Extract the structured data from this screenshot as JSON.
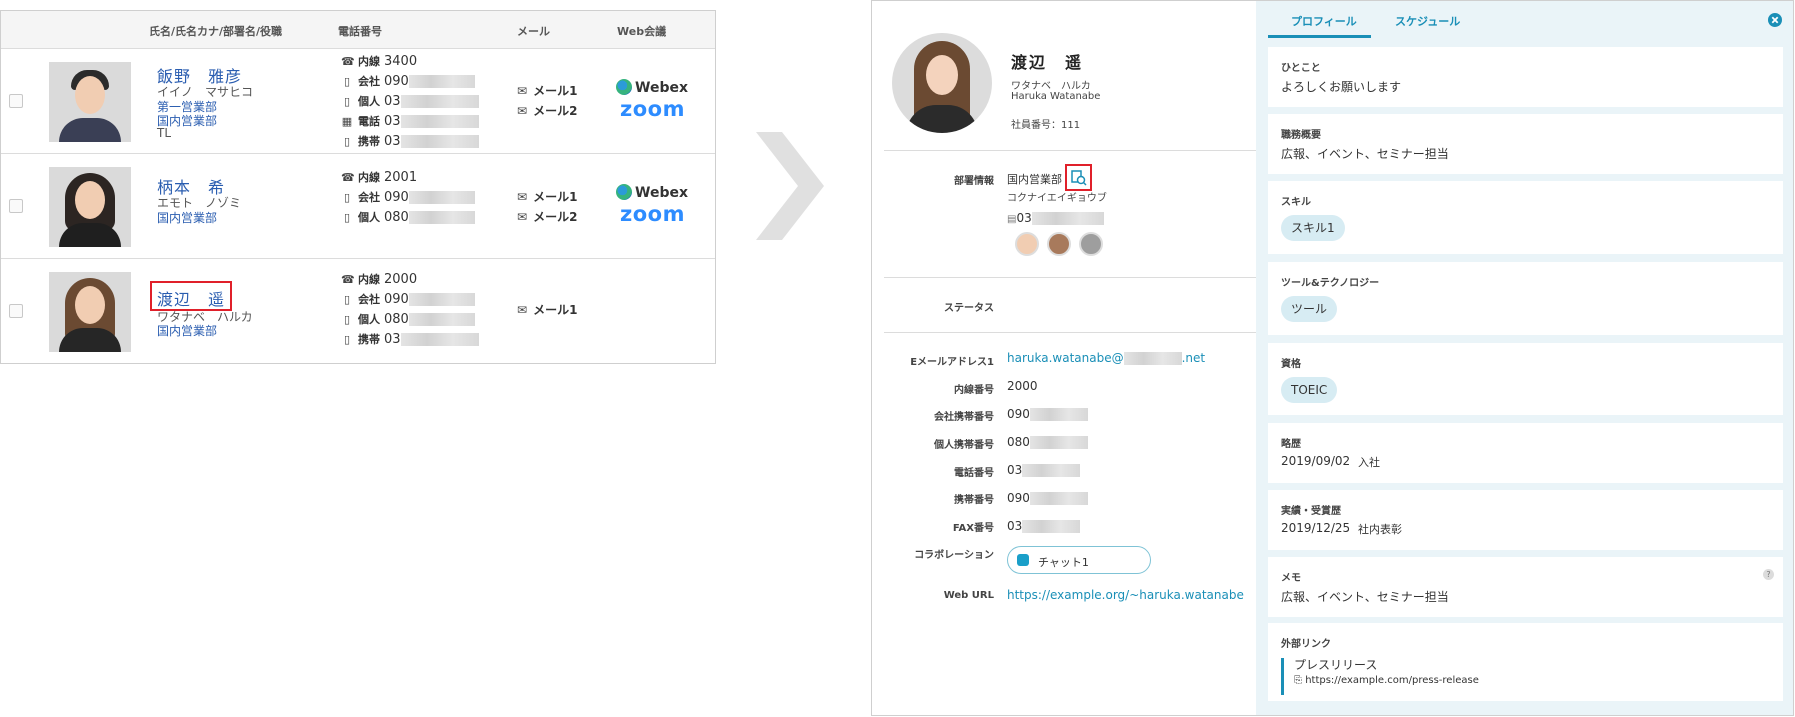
{
  "directory": {
    "headers": {
      "name": "氏名/氏名カナ/部署名/役職",
      "phone": "電話番号",
      "mail": "メール",
      "web": "Web会議"
    },
    "rows": [
      {
        "name": "飯野　雅彦",
        "kana": "イイノ　マサヒコ",
        "dept1": "第一営業部",
        "dept2": "国内営業部",
        "role": "TL",
        "phones": [
          {
            "icon": "phone-icon",
            "label": "内線",
            "value": "3400"
          },
          {
            "icon": "mobile-icon",
            "label": "会社",
            "value": "090"
          },
          {
            "icon": "mobile-icon",
            "label": "個人",
            "value": "03"
          },
          {
            "icon": "fax-icon",
            "label": "電話",
            "value": "03"
          },
          {
            "icon": "mobile-icon",
            "label": "携帯",
            "value": "03"
          }
        ],
        "mails": [
          "メール1",
          "メール2"
        ],
        "web": [
          "Webex",
          "zoom"
        ]
      },
      {
        "name": "柄本　希",
        "kana": "エモト　ノゾミ",
        "dept1": "国内営業部",
        "phones": [
          {
            "icon": "phone-icon",
            "label": "内線",
            "value": "2001"
          },
          {
            "icon": "mobile-icon",
            "label": "会社",
            "value": "090"
          },
          {
            "icon": "mobile-icon",
            "label": "個人",
            "value": "080"
          }
        ],
        "mails": [
          "メール1",
          "メール2"
        ],
        "web": [
          "Webex",
          "zoom"
        ]
      },
      {
        "name": "渡辺　遥",
        "kana": "ワタナベ　ハルカ",
        "dept1": "国内営業部",
        "phones": [
          {
            "icon": "phone-icon",
            "label": "内線",
            "value": "2000"
          },
          {
            "icon": "mobile-icon",
            "label": "会社",
            "value": "090"
          },
          {
            "icon": "mobile-icon",
            "label": "個人",
            "value": "080"
          },
          {
            "icon": "mobile-icon",
            "label": "携帯",
            "value": "03"
          }
        ],
        "mails": [
          "メール1"
        ]
      }
    ]
  },
  "profile": {
    "name": "渡辺　遥",
    "kana": "ワタナベ　ハルカ",
    "romaji": "Haruka Watanabe",
    "employee_no": "社員番号：111",
    "dept_label": "部署情報",
    "dept_name": "国内営業部",
    "dept_kana": "コクナイエイギョウブ",
    "dept_phone": "03",
    "status_label": "ステータス",
    "fields": {
      "email_label": "Eメールアドレス1",
      "email_user": "haruka.watanabe@",
      "email_domain": ".net",
      "ext_label": "内線番号",
      "ext_value": "2000",
      "company_mobile_label": "会社携帯番号",
      "company_mobile_value": "090",
      "personal_mobile_label": "個人携帯番号",
      "personal_mobile_value": "080",
      "tel_label": "電話番号",
      "tel_value": "03",
      "mobile_label": "携帯番号",
      "mobile_value": "090",
      "fax_label": "FAX番号",
      "fax_value": "03",
      "collab_label": "コラボレーション",
      "collab_value": "チャット1",
      "weburl_label": "Web URL",
      "weburl_value": "https://example.org/~haruka.watanabe"
    }
  },
  "tabs": {
    "profile": "プロフィール",
    "schedule": "スケジュール"
  },
  "cards": {
    "greeting_title": "ひとこと",
    "greeting_value": "よろしくお願いします",
    "duty_title": "職務概要",
    "duty_value": "広報、イベント、セミナー担当",
    "skill_title": "スキル",
    "skill_value": "スキル1",
    "tool_title": "ツール&テクノロジー",
    "tool_value": "ツール",
    "cert_title": "資格",
    "cert_value": "TOEIC",
    "history_title": "略歴",
    "history_date": "2019/09/02",
    "history_value": "入社",
    "award_title": "実績・受賞歴",
    "award_date": "2019/12/25",
    "award_value": "社内表彰",
    "memo_title": "メモ",
    "memo_value": "広報、イベント、セミナー担当",
    "memo_help": "?",
    "link_title": "外部リンク",
    "link_name": "プレスリリース",
    "link_url": "https://example.com/press-release"
  },
  "colors": {
    "accent": "#1a8fb7",
    "name_link": "#2a5db0",
    "highlight": "#e0202a",
    "right_bg": "#eaf4f8"
  }
}
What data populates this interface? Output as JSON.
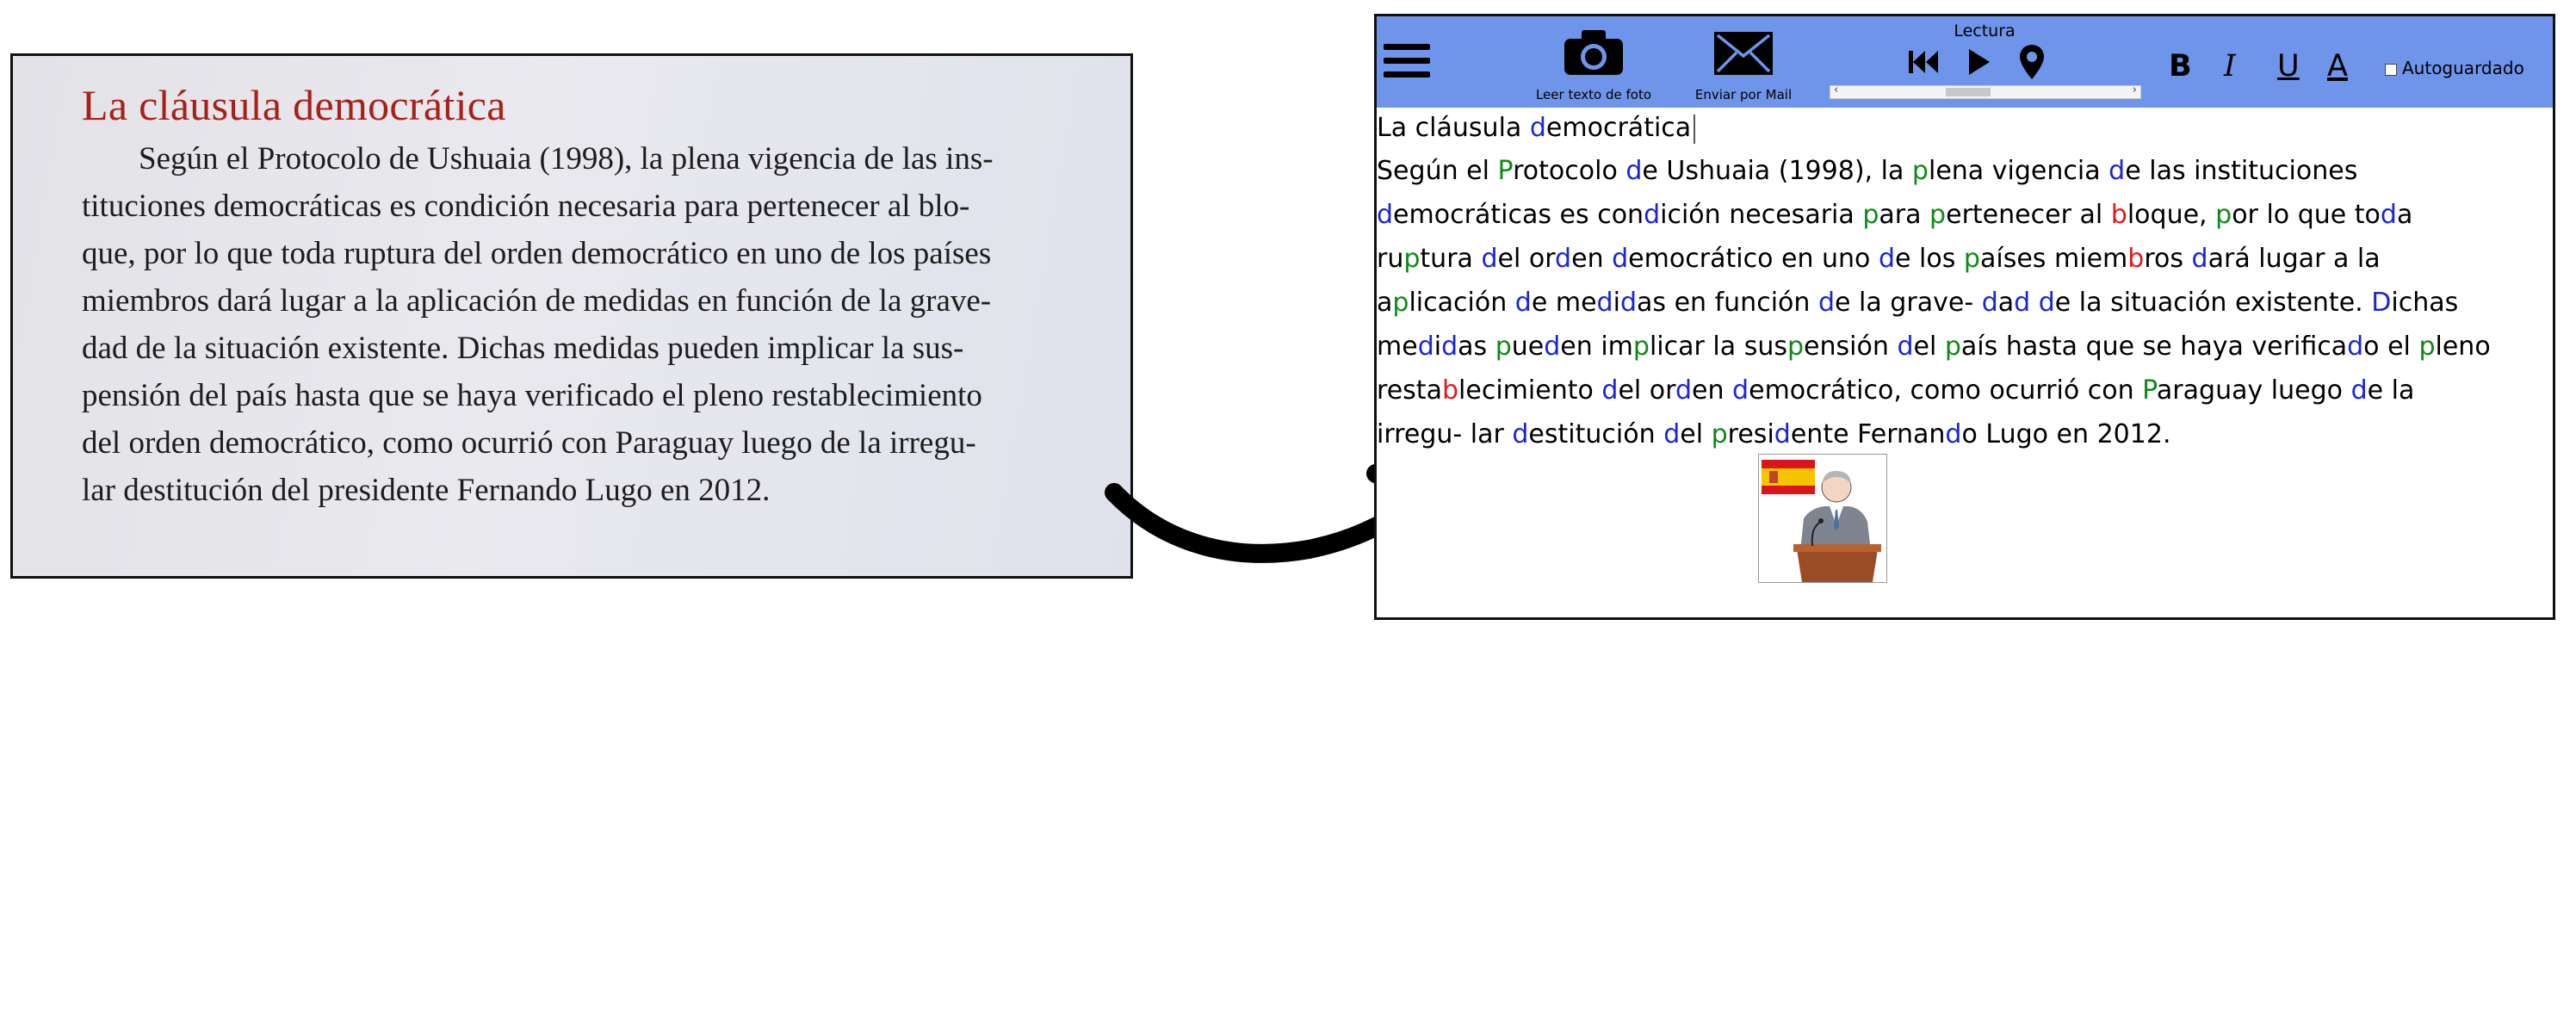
{
  "book": {
    "title": "La cláusula democrática",
    "lines": [
      "Según el Protocolo de Ushuaia (1998), la plena vigencia de las ins-",
      "tituciones democráticas es condición necesaria para pertenecer al blo-",
      "que, por lo que toda ruptura del orden democrático en uno de los países",
      "miembros dará lugar a la aplicación de medidas en función de la grave-",
      "dad de la situación existente. Dichas medidas pueden implicar la sus-",
      "pensión del país hasta que se haya verificado el pleno restablecimiento",
      "del orden democrático, como ocurrió con Paraguay luego de la irregu-",
      "lar destitución del presidente Fernando Lugo en 2012."
    ]
  },
  "toolbar": {
    "photo_label": "Leer texto de foto",
    "mail_label": "Enviar por Mail",
    "reading_label": "Lectura",
    "bold": "B",
    "italic": "I",
    "underline": "U",
    "text_color": "A",
    "autosave_label": "Autoguardado"
  },
  "editor": {
    "title": "La cláusula democrática",
    "lines": [
      "Según el Protocolo de Ushuaia (1998), la plena vigencia de las instituciones",
      "democráticas es condición necesaria para pertenecer al bloque, por lo que toda",
      "ruptura del orden democrático en uno de los países miembros dará lugar a la",
      "aplicación de medidas en función de la grave- dad de la situación existente. Dichas",
      "medidas pueden implicar la suspensión del país hasta que se haya verificado el pleno",
      "restablecimiento del orden democrático, como ocurrió con Paraguay luego de la",
      "irregu- lar destitución del presidente Fernando Lugo en 2012."
    ]
  },
  "colors": {
    "toolbar_bg": "#6e95ea",
    "book_title": "#a8201b",
    "letter_d": "#1a25d8",
    "letter_p": "#0f8a14",
    "letter_b": "#e01b1b"
  },
  "icons": [
    "menu-icon",
    "camera-icon",
    "mail-icon",
    "skip-back-icon",
    "play-icon",
    "location-pin-icon",
    "spain-flag-icon",
    "president-pictogram"
  ]
}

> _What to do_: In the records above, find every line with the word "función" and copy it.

> _Task solution_:
      "miembros dará lugar a la aplicación de medidas en función de la grave-",
      "aplicación de medidas en función de la grave- dad de la situación existente. Dichas",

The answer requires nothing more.